With its distinctive blue light logo, the Kmart in Bridgehampton, New York screams “oh, right, Martha Stewart’s daughter used to live near Bridgehampton.” Located right in the Hamptons, this store is the last reminder that there was a time when Kmart wasn’t just a viable retailer, it was the choice retailer. In 2001, it introduced self-checkout, a feature that made Kmart look almost impossibly futuristic compared to slow-paced places like Target and Walmart. A longtime partnership with Martha Stewart meant that chic shoppers flocked to Kmart. Stewart even had a chance to acquire Kmart but it went downhill and, in 2009, Stewart’s merchandise line at Kmart ended after she publicly criticized the quality of the products.

It remains one of three.

The Weary: Avenel, New Jersey (closes April 16, 2022)

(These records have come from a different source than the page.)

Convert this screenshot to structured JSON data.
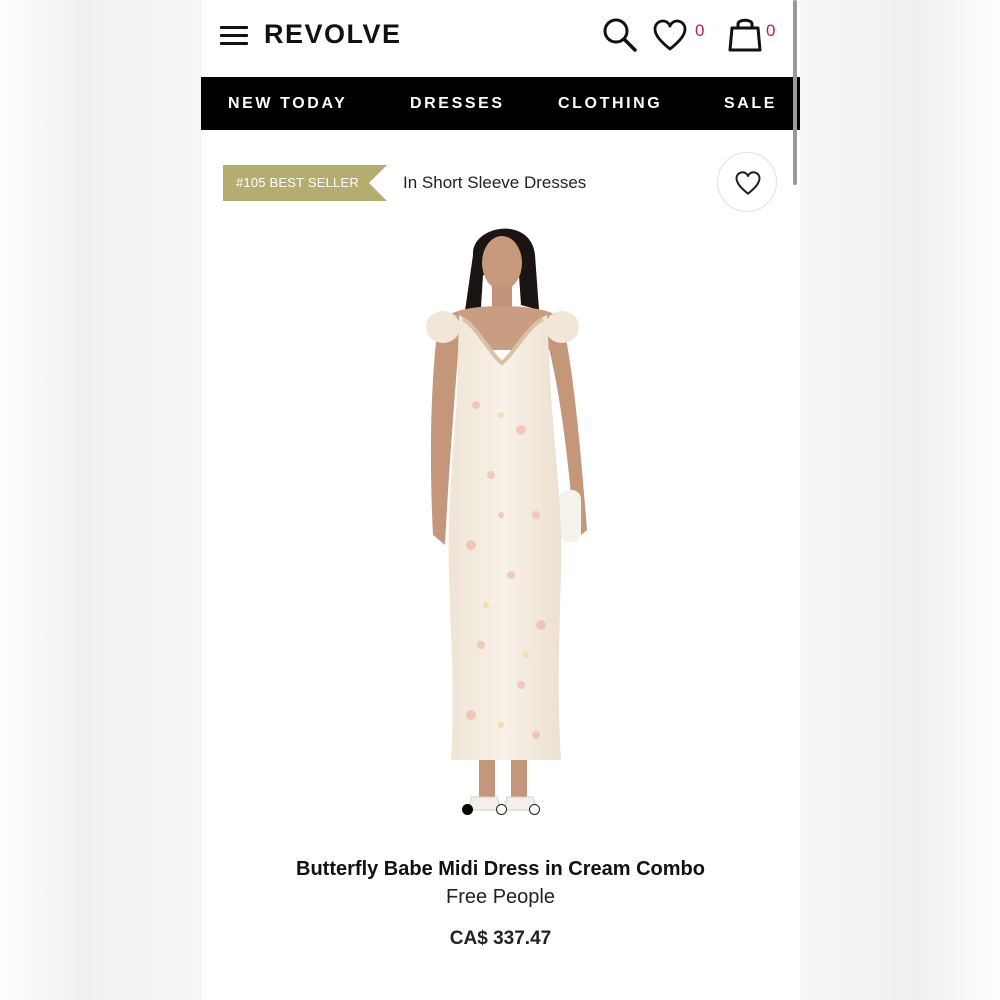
{
  "header": {
    "logo": "REVOLVE",
    "wishlist_count": "0",
    "bag_count": "0"
  },
  "nav": {
    "items": [
      {
        "label": "NEW TODAY"
      },
      {
        "label": "DRESSES"
      },
      {
        "label": "CLOTHING"
      },
      {
        "label": "SALE"
      }
    ]
  },
  "badge": {
    "rank_label": "#105 BEST SELLER",
    "category_label": "In Short Sleeve Dresses"
  },
  "product": {
    "name": "Butterfly Babe Midi Dress in Cream Combo",
    "brand": "Free People",
    "price": "CA$ 337.47",
    "carousel": {
      "total": 3,
      "active": 1
    }
  },
  "colors": {
    "accent": "#b5ad6f",
    "navbar": "#000000",
    "count_badge": "#c2185b"
  },
  "icons": [
    "menu-icon",
    "search-icon",
    "heart-icon",
    "shopping-bag-icon"
  ]
}
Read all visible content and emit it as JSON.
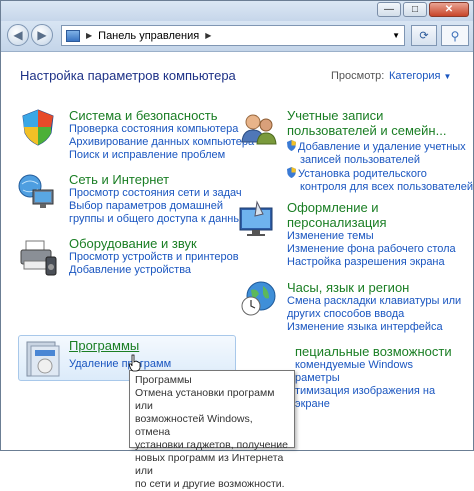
{
  "breadcrumb": {
    "root": "Панель управления"
  },
  "header": {
    "title": "Настройка параметров компьютера",
    "view_by_label": "Просмотр:",
    "view_by_value": "Категория"
  },
  "categories": [
    {
      "title": "Система и безопасность",
      "links": [
        "Проверка состояния компьютера",
        "Архивирование данных компьютера",
        "Поиск и исправление проблем"
      ],
      "icon": "shield-icon"
    },
    {
      "title": "Сеть и Интернет",
      "links": [
        "Просмотр состояния сети и задач",
        "Выбор параметров домашней",
        "группы и общего доступа к данным"
      ],
      "icon": "network-icon"
    },
    {
      "title": "Оборудование и звук",
      "links": [
        "Просмотр устройств и принтеров",
        "Добавление устройства"
      ],
      "icon": "printer-icon"
    },
    {
      "title": "Программы",
      "links": [
        "Удаление программ"
      ],
      "icon": "programs-icon"
    }
  ],
  "right_categories": [
    {
      "title_line1": "Учетные записи",
      "title_line2": "пользователей и семейн...",
      "links": [
        "Добавление и удаление учетных",
        "записей пользователей",
        "Установка родительского",
        "контроля для всех пользователей"
      ],
      "icon": "users-icon"
    },
    {
      "title_line1": "Оформление и",
      "title_line2": "персонализация",
      "links": [
        "Изменение темы",
        "Изменение фона рабочего стола",
        "Настройка разрешения экрана"
      ],
      "icon": "appearance-icon"
    },
    {
      "title_line1": "Часы, язык и регион",
      "links": [
        "Смена раскладки клавиатуры или",
        "других способов ввода",
        "Изменение языка интерфейса"
      ],
      "icon": "globe-clock-icon"
    },
    {
      "title_line1": "пециальные возможности",
      "links": [
        "комендуемые Windows",
        "раметры",
        "тимизация изображения на",
        "экране"
      ],
      "icon": "accessibility-icon"
    }
  ],
  "tooltip": {
    "title": "Программы",
    "lines": [
      "Отмена установки программ или",
      "возможностей Windows, отмена",
      "установки гаджетов, получение",
      "новых программ из Интернета или",
      "по сети и другие возможности."
    ]
  }
}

If you bought a bicycle at the Kmart in Avenel, New Jersey, it would take you less than twenty minutes to ride it to Amazon’s mammoth fulfilment center across town. “Even years ago, I though it looked so shabby it had to be on its last legs,” radio DJ Jeff Deminski wrote in May. How come it stuck around? Most surviving Kmarts are located in buildings owned by TransformCo, the parent of Kmart and Sears. The 1979 Avenel store was no exception, but TransformCo wants to sell the land for redevelopment and get out of the Kmart business – at least, the in-person Kmart business. More on that in a bit.

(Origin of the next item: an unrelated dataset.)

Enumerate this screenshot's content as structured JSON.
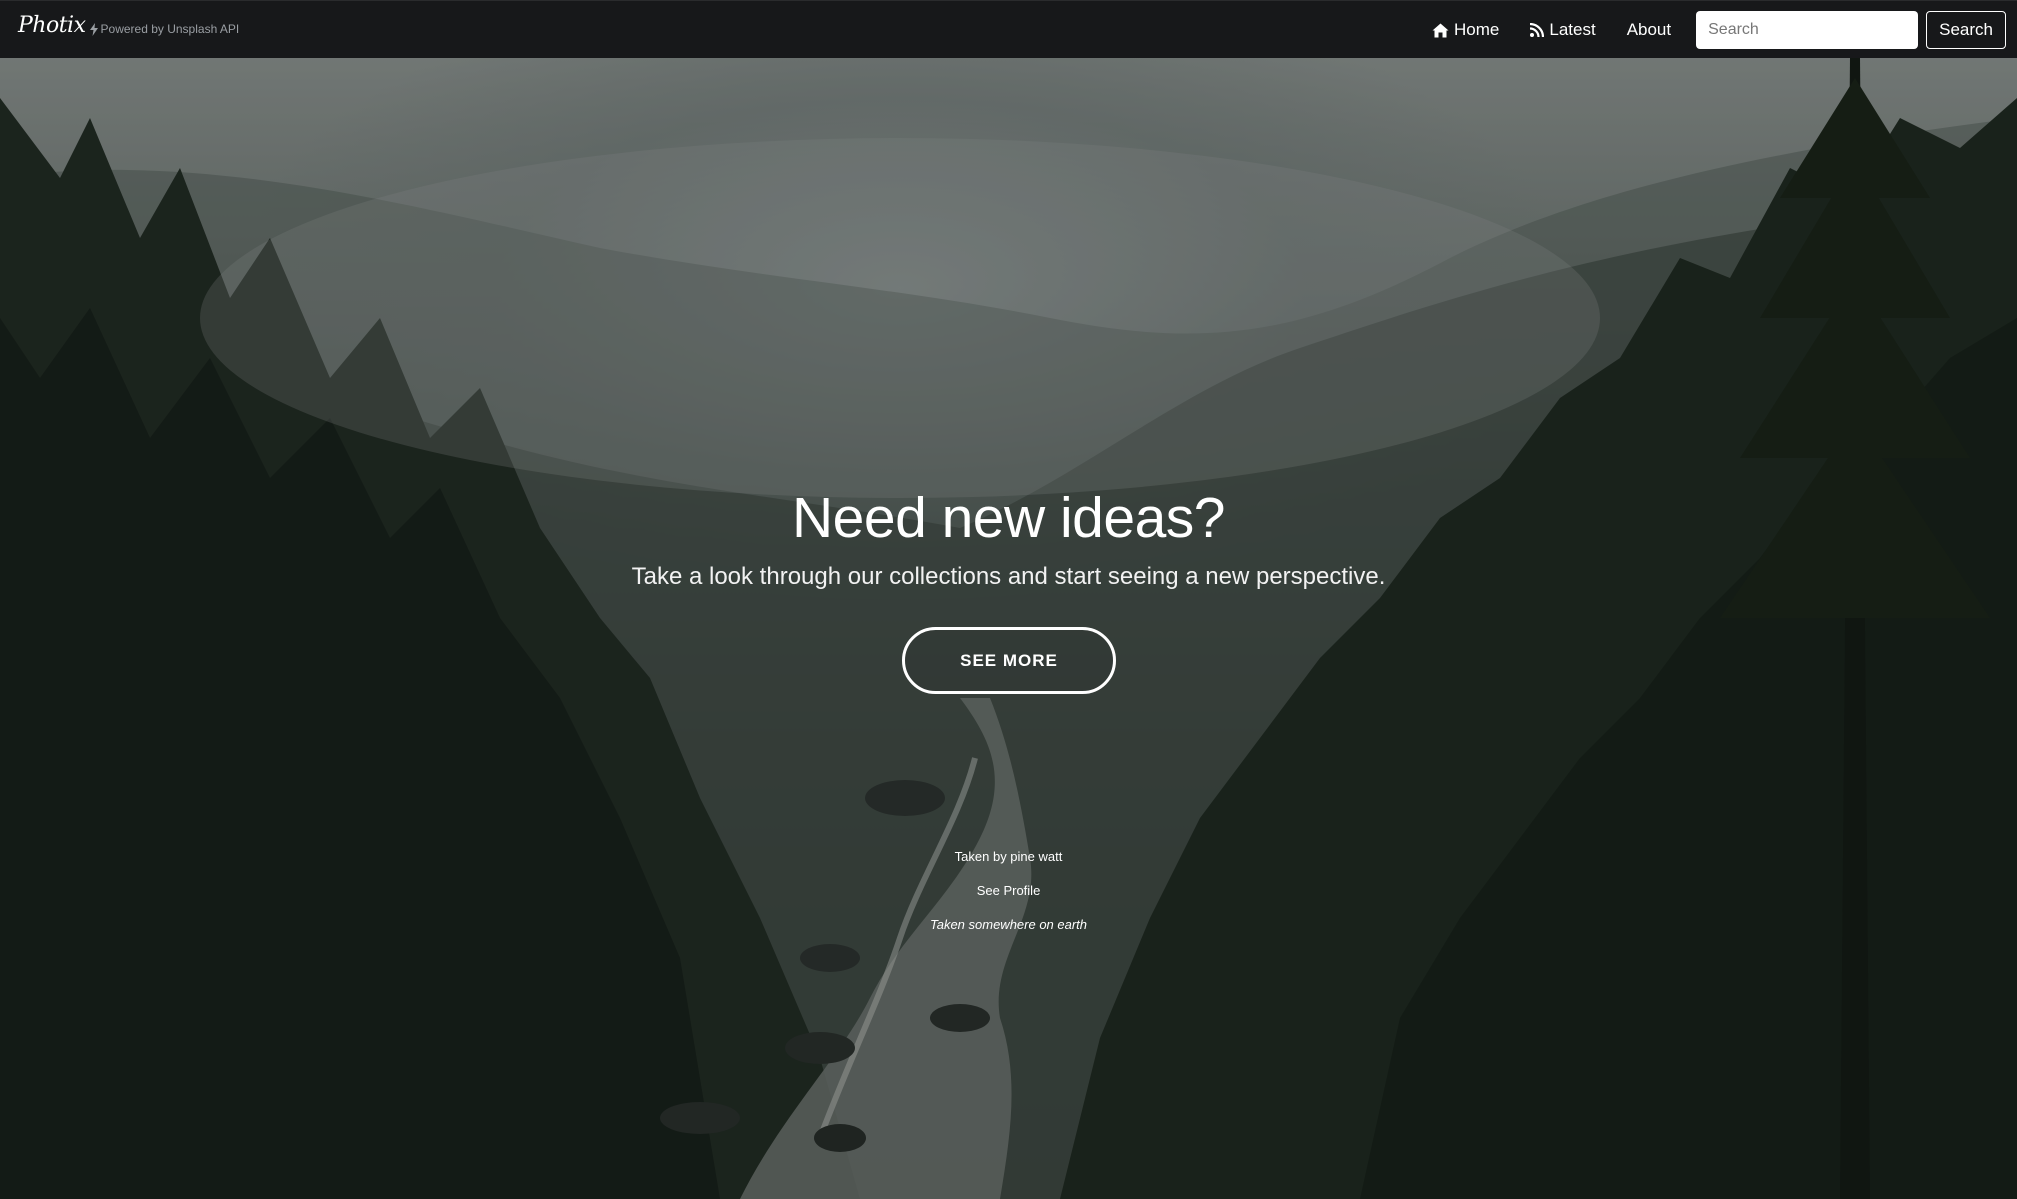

The Fighter: Westwood, New Jersey (still operating)

Photo from real estate firm Hekemian

In August 2020, a YouTube user visited the Westwood, New Jersey Kmart location and filmed it. It’s pretty surreal, not in the least because the store has made a valiant effort to stay stocked. Shelves might not be full, but the store has few barren areas. Kmart appears to have adopted Best Yet as its store brand and other brands weren’t really on display. An coin-operated carousel ride and a presumably no longer operating Flintstones-esque amusement out front bring back memories of quarters dropped into thirty second rides outside other Kmarts long gone.

In the original article, didn’t get a mention. It’s not a physical store so why would it? But it’s worth mentioning, I think, to explain what TransformCo seems to be doing.

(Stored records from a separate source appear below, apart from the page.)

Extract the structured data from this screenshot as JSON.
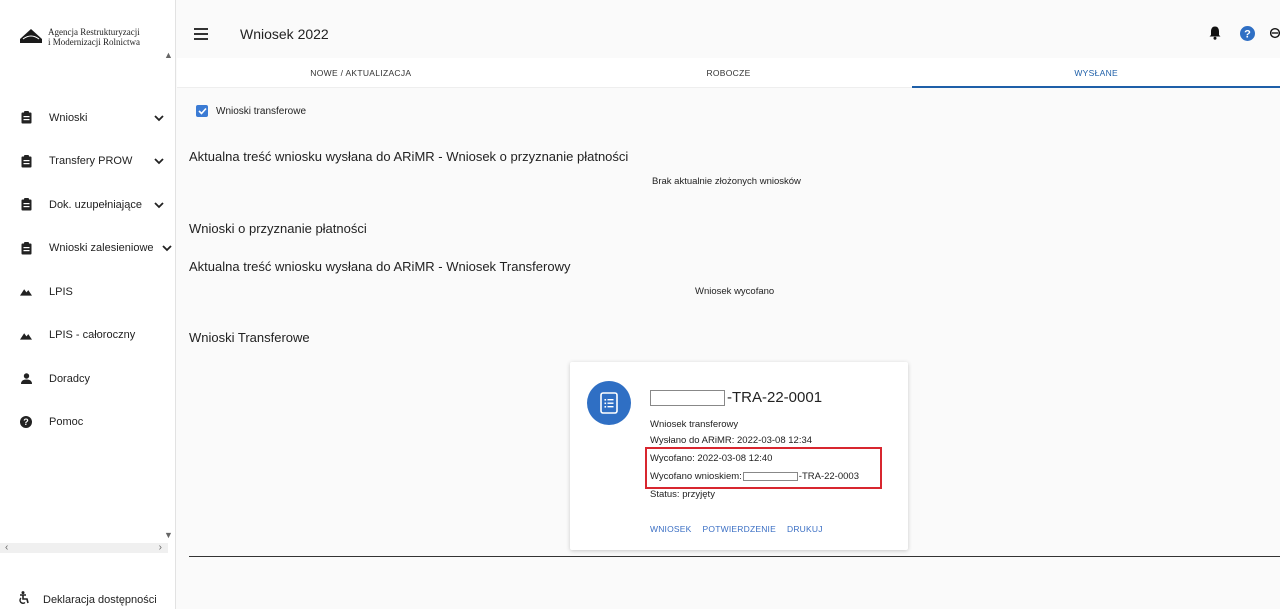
{
  "sidebar": {
    "logo_line1": "Agencja Restrukturyzacji",
    "logo_line2": "i Modernizacji Rolnictwa",
    "items": [
      {
        "label": "Wnioski",
        "icon": "clipboard-icon",
        "has_chevron": true
      },
      {
        "label": "Transfery PROW",
        "icon": "clipboard-icon",
        "has_chevron": true
      },
      {
        "label": "Dok. uzupełniające",
        "icon": "clipboard-icon",
        "has_chevron": true
      },
      {
        "label": "Wnioski zalesieniowe",
        "icon": "clipboard-icon",
        "has_chevron": true
      },
      {
        "label": "LPIS",
        "icon": "terrain-icon",
        "has_chevron": false
      },
      {
        "label": "LPIS - całoroczny",
        "icon": "terrain-icon",
        "has_chevron": false
      },
      {
        "label": "Doradcy",
        "icon": "person-icon",
        "has_chevron": false
      },
      {
        "label": "Pomoc",
        "icon": "help-icon",
        "has_chevron": false
      }
    ],
    "accessibility_label": "Deklaracja dostępności"
  },
  "header": {
    "title": "Wniosek 2022"
  },
  "tabs": [
    {
      "label": "NOWE / AKTUALIZACJA",
      "active": false
    },
    {
      "label": "ROBOCZE",
      "active": false
    },
    {
      "label": "WYSŁANE",
      "active": true
    }
  ],
  "main": {
    "checkbox_label": "Wnioski transferowe",
    "checkbox_checked": true,
    "section1_title": "Aktualna treść wniosku wysłana do ARiMR - Wniosek o przyznanie płatności",
    "section1_note": "Brak aktualnie złożonych wniosków",
    "section2_title": "Wnioski o przyznanie płatności",
    "section3_title": "Aktualna treść wniosku wysłana do ARiMR - Wniosek Transferowy",
    "section3_note": "Wniosek wycofano",
    "section4_title": "Wnioski Transferowe"
  },
  "card": {
    "title_suffix": "-TRA-22-0001",
    "type": "Wniosek transferowy",
    "sent": "Wysłano do ARiMR: 2022-03-08 12:34",
    "withdrawn": "Wycofano: 2022-03-08 12:40",
    "withdrawn_by_prefix": "Wycofano wnioskiem:",
    "withdrawn_by_suffix": "-TRA-22-0003",
    "status": "Status: przyjęty",
    "actions": [
      "WNIOSEK",
      "POTWIERDZENIE",
      "DRUKUJ"
    ]
  },
  "colors": {
    "accent": "#1e5fa8",
    "avatar": "#2f6fc4",
    "highlight": "#d8262f"
  }
}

For all the headlines about Kmart’s “extinction,” the store’s virtual shelves are fully stocked. This has been a common shift for retailers in the new millennium: You can still shop Circuit City, Payless, RadioShack, Toys “R” Us, and Brookstone among many other dead-but-resurrected-online retailers. It seems like that’s the direction Kmart and sister retailer Sears are going, too, one that The Motley Fool speculated about back in 2017. A much smaller Sears/Kmart could linger almost perpetually, never really challenging established players like Amazon or Walmart but also never dying, if it balances its books.

Will it happen? Not at all.

I navigated to and decided to look at Samsung washers and dryers, because my laundry machines are in shambles and I need to replace them. I had no motivation for picking “Samsung” other than that it was the first option below Kenmore, which TransformCo owns.

This is a Samsung washer/dryer combo

The first result it delivered was a Frigidaire oven and microwave. This was not what I wanted. And, I noticed, it wasn’t sold by Kmart, but by a third party. Nearly all of the options were. Technically 100% were, but some of the third parties were Sears – specifically for Kenmore products. Only three were laundry machines even though that’s the category I picked.

Oddly enough, had no issues showing me a Samsung laundry machine. Like, Kmart is so neglected that even its website is inferior to Sears, which really begs the question: why is it still around? Why not just shutter the last three stores and redirect the website to Sears?

There are still eight months to go in 2022 for that to happen, I suppose.